Baby Bocce Set




A beautiful set of felt Bocce balls. A unique and appealing way for children to refine their motor control, hand-eye coordination and aim.

Each of the four large balls has a different colour/pattern. This allows up to four players to participate in the game, each remembering his/her own pattern.

The small “jack” or “boccino” is approximately 6cm, while the larger balls are approximately 12cm.

The softness of the balls makes them perfect for safe, indoor use.

The set comes complete with a storage bag. This helps to keep all five pieces organised and promotes the practical life skill of caring for the materials. 

To play Bocce:

-First throw the jack/boccino. This becomes the target for the players to aim for.

-Each player takes a turn of gently rolling their own ball towards the boccino. (It is allowable for the player to gently ‘lob’ the ball underarm, but it would be preferable to initially guide children to use the rolling action).

-The player whose ball is closest can either be declared the winner or can score a point.


I personally recommend using the point-scoring method, rather than the immediate ‘winner’ method. I suggest defining a specific number of rounds (appropriate to the concentration span of the children playing) and allowing each player to collect their own number of points during these rounds. For instance - if five rounds are chosen then the players reset the boccino and play 5 times. In each round the closest player is awarded a point. After five rounds the scores are tallied - one child may have 2 points, another may have 1, the third might have 2 and the fourth may have 0. At this point there does not have to be a discussion of winners/losers, just a matter-of-fact observation of the quantities and then a decision of whether to begin again or pack away.

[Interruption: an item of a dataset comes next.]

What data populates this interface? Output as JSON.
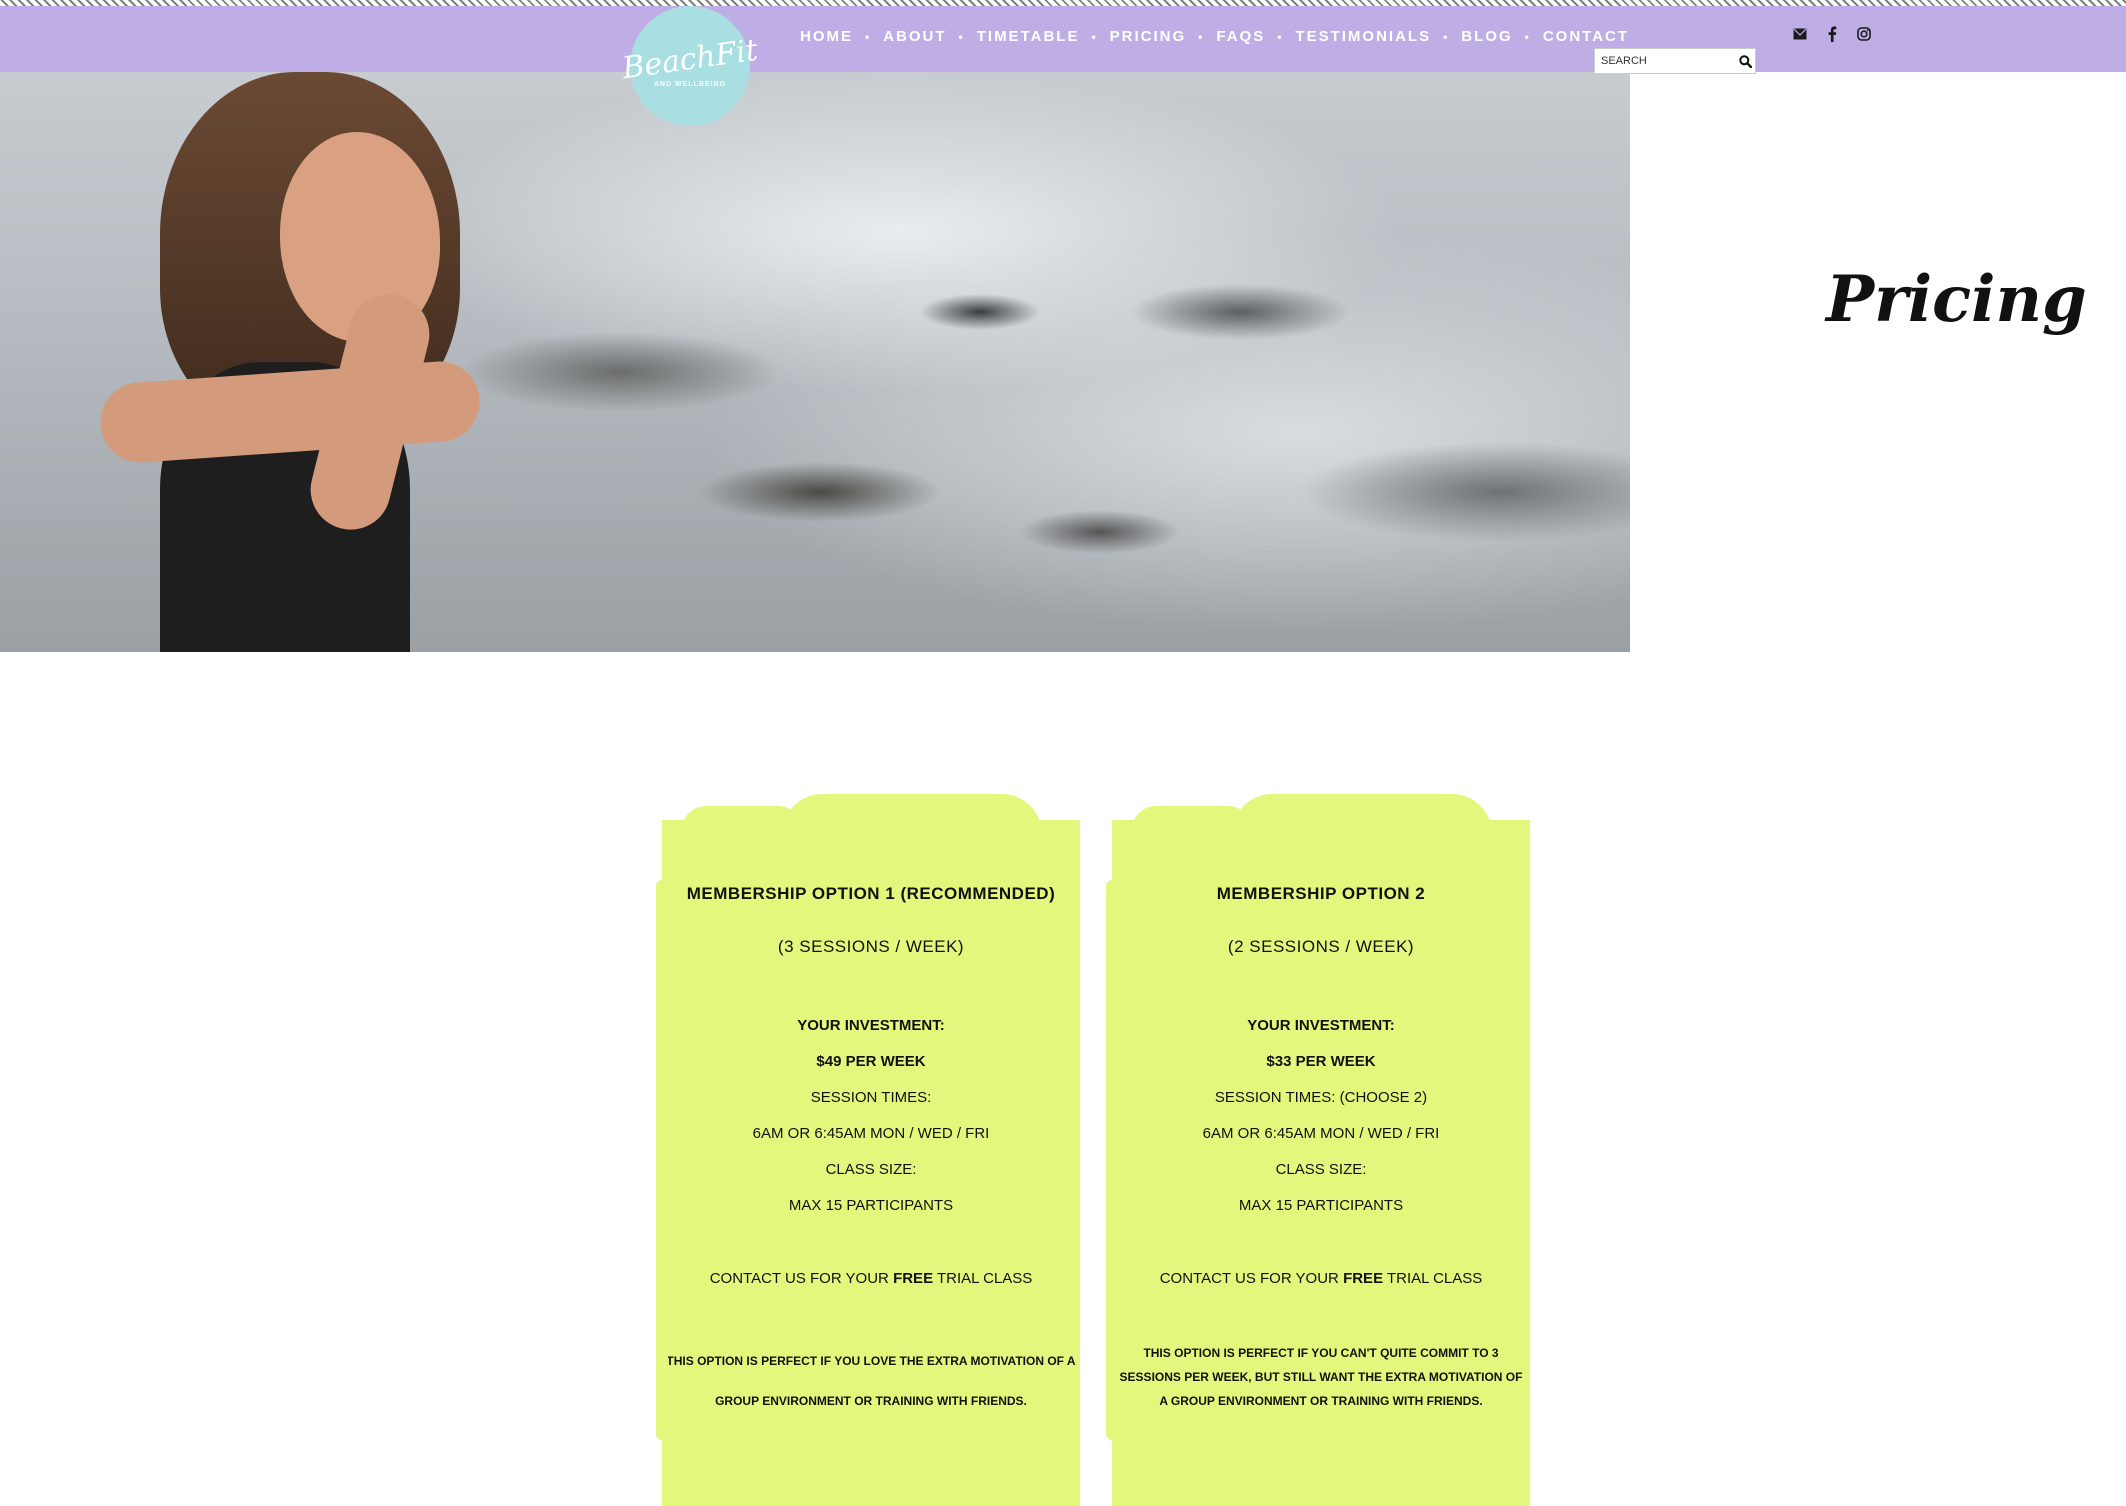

My reasons for preferring this method is partly philosophical but also developmental.
In terms of philosophy, it provides a way of avoiding ‘competition’. Montessori classrooms are non-competitive environments so it is not ideal to introduce games with definitive winners/“losers”.

In terms of developmental benefits, using the point-scoring method allows the children to engage in other skills while playing the game. They can start counting and can use materials (or pencil and paper) to make records of the increasing scores. For instance, the group could use counters. If they have decided to play ten rounds then they would know that they need ten counters. After each round the child with the closest bocce ball collects a counter and puts it in a safe place (such as in a basket, or next to a paper where he/she has written his/her name).


The manufacturer formally recommends this material for ages 3 plus. For legal reasons we can’t officially contradict this recommendation. I can, however, point out that I choose to use these in our Playgroup with toddlers. The balls are a perfect grasping size for an infant or toddler’s hands (and too big to represent a choking/swallowing hazard as a whole). We trust you to use your own judgement, expertise and supervision when deciding when to introduce this material to your child (or the children in your class). 


All Papoose products are made with natural fibres and non-toxic dyes. They are made in Nepal with fair labor.


Please note that these items are handmade, using old fashioned techniques not automated machinery. It is therefore inevitable that some inconsistencies will be present. Each felt ball or bowl may be slightly different from the next, in terms of exact size, shape or shade. These unique attributes are meant as part of the charm of the item but if you are looking for exact uniformity then you should consider a factory made alternative.